- **THE PROBLEM**: Output the entire listing that follows verbatim.

^^^^^^^^^^^^^^^^

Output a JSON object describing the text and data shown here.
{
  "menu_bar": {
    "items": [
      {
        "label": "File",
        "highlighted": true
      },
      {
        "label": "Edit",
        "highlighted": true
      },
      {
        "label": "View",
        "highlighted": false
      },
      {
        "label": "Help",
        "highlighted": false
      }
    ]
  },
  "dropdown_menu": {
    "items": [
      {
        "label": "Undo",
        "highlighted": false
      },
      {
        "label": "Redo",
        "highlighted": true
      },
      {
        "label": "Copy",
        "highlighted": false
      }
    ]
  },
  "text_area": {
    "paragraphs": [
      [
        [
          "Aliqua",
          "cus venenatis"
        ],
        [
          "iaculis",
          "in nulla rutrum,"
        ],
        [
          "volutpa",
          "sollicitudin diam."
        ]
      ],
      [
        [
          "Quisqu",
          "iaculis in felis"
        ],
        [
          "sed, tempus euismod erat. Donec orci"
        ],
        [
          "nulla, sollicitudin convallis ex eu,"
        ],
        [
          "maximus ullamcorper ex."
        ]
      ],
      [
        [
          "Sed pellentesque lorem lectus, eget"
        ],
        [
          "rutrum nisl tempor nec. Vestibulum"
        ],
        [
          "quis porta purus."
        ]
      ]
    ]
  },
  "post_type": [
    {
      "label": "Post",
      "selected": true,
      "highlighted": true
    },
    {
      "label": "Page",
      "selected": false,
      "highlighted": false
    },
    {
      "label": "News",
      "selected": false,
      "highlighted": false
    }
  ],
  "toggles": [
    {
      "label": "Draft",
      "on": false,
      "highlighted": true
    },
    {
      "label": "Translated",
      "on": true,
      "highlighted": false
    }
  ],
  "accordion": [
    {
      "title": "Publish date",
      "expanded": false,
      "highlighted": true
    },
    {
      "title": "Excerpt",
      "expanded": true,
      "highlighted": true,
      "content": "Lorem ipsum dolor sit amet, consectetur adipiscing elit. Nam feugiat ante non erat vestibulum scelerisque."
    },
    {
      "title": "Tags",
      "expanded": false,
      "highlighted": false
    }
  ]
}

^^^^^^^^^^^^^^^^

- **SOLUTION TO THIS EXERCISE**:
Output a JSON object describing the text and data shown here.
{
  "menu_bar": {
    "items": [
      {
        "label": "File",
        "highlighted": true
      },
      {
        "label": "Edit",
        "highlighted": true
      },
      {
        "label": "View",
        "highlighted": false
      },
      {
        "label": "Help",
        "highlighted": false
      }
    ]
  },
  "dropdown_menu": {
    "items": [
      {
        "label": "Undo",
        "highlighted": false
      },
      {
        "label": "Redo",
        "highlighted": true
      },
      {
        "label": "Copy",
        "highlighted": false
      }
    ]
  },
  "text_area": {
    "paragraphs": [
      [
        [
          "Aliqua",
          "cus venenatis"
        ],
        [
          "iaculis",
          "in nulla rutrum,"
        ],
        [
          "volutpa",
          "sollicitudin diam."
        ]
      ],
      [
        [
          "Quisqu",
          "iaculis in felis"
        ],
        [
          "sed, tempus euismod erat. Donec orci"
        ],
        [
          "nulla, sollicitudin convallis ex eu,"
        ],
        [
          "maximus ullamcorper ex."
        ]
      ],
      [
        [
          "Sed pellentesque lorem lectus, eget"
        ],
        [
          "rutrum nisl tempor nec. Vestibulum"
        ],
        [
          "quis porta purus."
        ]
      ]
    ]
  },
  "post_type": [
    {
      "label": "Post",
      "selected": true,
      "highlighted": true
    },
    {
      "label": "Page",
      "selected": false,
      "highlighted": false
    },
    {
      "label": "News",
      "selected": false,
      "highlighted": false
    }
  ],
  "toggles": [
    {
      "label": "Draft",
      "on": false,
      "highlighted": true
    },
    {
      "label": "Translated",
      "on": true,
      "highlighted": false
    }
  ],
  "accordion": [
    {
      "title": "Publish date",
      "expanded": false,
      "highlighted": true
    },
    {
      "title": "Excerpt",
      "expanded": true,
      "highlighted": true,
      "content": "Lorem ipsum dolor sit amet, consectetur adipiscing elit. Nam feugiat ante non erat vestibulum scelerisque."
    },
    {
      "title": "Tags",
      "expanded": false,
      "highlighted": false
    }
  ]
}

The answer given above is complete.